§ About this task:
Take each line in the entries below that holds "Oglądano" and show it.

[The input Boundary: Start]

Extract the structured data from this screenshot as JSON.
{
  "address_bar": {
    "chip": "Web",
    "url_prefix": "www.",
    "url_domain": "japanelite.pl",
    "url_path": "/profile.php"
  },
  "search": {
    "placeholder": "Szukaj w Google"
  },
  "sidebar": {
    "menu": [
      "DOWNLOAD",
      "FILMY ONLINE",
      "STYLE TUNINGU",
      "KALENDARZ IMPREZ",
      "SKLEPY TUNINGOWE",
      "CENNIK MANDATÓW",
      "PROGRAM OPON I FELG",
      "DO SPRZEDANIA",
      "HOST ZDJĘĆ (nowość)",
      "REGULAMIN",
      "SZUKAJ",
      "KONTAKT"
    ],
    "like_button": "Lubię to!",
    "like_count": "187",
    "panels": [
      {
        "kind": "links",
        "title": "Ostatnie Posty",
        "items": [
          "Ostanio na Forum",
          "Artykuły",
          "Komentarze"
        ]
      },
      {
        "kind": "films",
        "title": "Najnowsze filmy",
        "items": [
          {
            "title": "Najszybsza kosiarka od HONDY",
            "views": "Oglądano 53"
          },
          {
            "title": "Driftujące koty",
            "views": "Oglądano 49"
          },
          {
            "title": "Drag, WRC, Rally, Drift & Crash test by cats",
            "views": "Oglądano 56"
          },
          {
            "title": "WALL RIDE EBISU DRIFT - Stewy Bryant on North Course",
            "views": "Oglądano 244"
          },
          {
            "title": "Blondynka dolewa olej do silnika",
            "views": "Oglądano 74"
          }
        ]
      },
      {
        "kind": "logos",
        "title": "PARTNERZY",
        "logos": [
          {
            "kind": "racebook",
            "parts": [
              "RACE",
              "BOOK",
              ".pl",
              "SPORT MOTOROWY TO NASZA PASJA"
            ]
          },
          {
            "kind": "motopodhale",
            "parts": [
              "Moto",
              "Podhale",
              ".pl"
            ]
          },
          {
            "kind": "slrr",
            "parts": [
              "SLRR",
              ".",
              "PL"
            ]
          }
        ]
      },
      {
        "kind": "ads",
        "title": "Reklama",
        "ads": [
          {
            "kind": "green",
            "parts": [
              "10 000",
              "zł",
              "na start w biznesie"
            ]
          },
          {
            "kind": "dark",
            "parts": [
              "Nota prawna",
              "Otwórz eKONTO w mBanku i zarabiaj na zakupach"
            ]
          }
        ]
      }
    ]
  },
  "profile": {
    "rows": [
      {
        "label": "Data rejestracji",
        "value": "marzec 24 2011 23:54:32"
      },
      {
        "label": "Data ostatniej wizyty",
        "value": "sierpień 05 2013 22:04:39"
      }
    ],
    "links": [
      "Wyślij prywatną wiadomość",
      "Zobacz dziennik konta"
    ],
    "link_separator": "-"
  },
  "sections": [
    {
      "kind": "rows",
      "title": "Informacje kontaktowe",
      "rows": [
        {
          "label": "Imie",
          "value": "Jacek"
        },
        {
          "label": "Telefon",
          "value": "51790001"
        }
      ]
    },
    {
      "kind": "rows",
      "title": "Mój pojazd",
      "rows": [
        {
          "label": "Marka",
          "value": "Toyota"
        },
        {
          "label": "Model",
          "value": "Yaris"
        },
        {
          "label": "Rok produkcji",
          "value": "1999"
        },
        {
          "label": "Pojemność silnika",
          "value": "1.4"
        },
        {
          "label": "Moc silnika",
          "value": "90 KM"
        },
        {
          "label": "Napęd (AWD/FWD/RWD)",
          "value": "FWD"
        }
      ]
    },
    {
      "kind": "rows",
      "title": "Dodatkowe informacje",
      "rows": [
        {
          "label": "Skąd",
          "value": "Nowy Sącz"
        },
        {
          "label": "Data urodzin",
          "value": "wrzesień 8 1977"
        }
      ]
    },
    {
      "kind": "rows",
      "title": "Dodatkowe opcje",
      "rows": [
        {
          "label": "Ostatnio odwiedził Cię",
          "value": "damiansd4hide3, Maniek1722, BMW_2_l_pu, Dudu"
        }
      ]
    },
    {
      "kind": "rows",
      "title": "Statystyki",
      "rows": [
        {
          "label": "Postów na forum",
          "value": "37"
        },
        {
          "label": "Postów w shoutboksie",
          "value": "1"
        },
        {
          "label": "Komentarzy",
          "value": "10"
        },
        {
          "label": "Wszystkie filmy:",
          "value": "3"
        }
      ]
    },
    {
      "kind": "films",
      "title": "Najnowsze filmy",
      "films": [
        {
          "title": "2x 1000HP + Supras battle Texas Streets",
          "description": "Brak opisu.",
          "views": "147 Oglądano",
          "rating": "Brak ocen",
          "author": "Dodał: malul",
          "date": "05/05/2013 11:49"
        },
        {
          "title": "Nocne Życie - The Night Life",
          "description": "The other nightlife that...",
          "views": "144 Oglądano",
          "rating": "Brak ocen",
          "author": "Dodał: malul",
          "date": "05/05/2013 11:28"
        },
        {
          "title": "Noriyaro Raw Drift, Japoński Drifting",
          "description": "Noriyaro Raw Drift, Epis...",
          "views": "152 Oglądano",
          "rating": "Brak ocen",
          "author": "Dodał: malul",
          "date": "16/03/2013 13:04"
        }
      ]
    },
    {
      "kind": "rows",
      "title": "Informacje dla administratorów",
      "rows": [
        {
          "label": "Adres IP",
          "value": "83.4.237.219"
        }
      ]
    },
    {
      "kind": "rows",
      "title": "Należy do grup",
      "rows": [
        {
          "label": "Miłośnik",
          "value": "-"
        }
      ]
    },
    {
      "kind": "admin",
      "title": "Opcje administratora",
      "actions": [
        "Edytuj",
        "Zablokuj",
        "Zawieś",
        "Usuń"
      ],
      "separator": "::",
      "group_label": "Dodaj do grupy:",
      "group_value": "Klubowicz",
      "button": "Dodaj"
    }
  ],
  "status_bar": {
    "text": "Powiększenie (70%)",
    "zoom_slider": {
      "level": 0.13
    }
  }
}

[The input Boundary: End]

§ Solution for this task:
            "views": "Oglądano 53"
            "views": "Oglądano 49"
            "views": "Oglądano 56"
            "views": "Oglądano 244"
            "views": "Oglądano 74"
          "views": "147 Oglądano",
          "views": "144 Oglądano",
          "views": "152 Oglądano",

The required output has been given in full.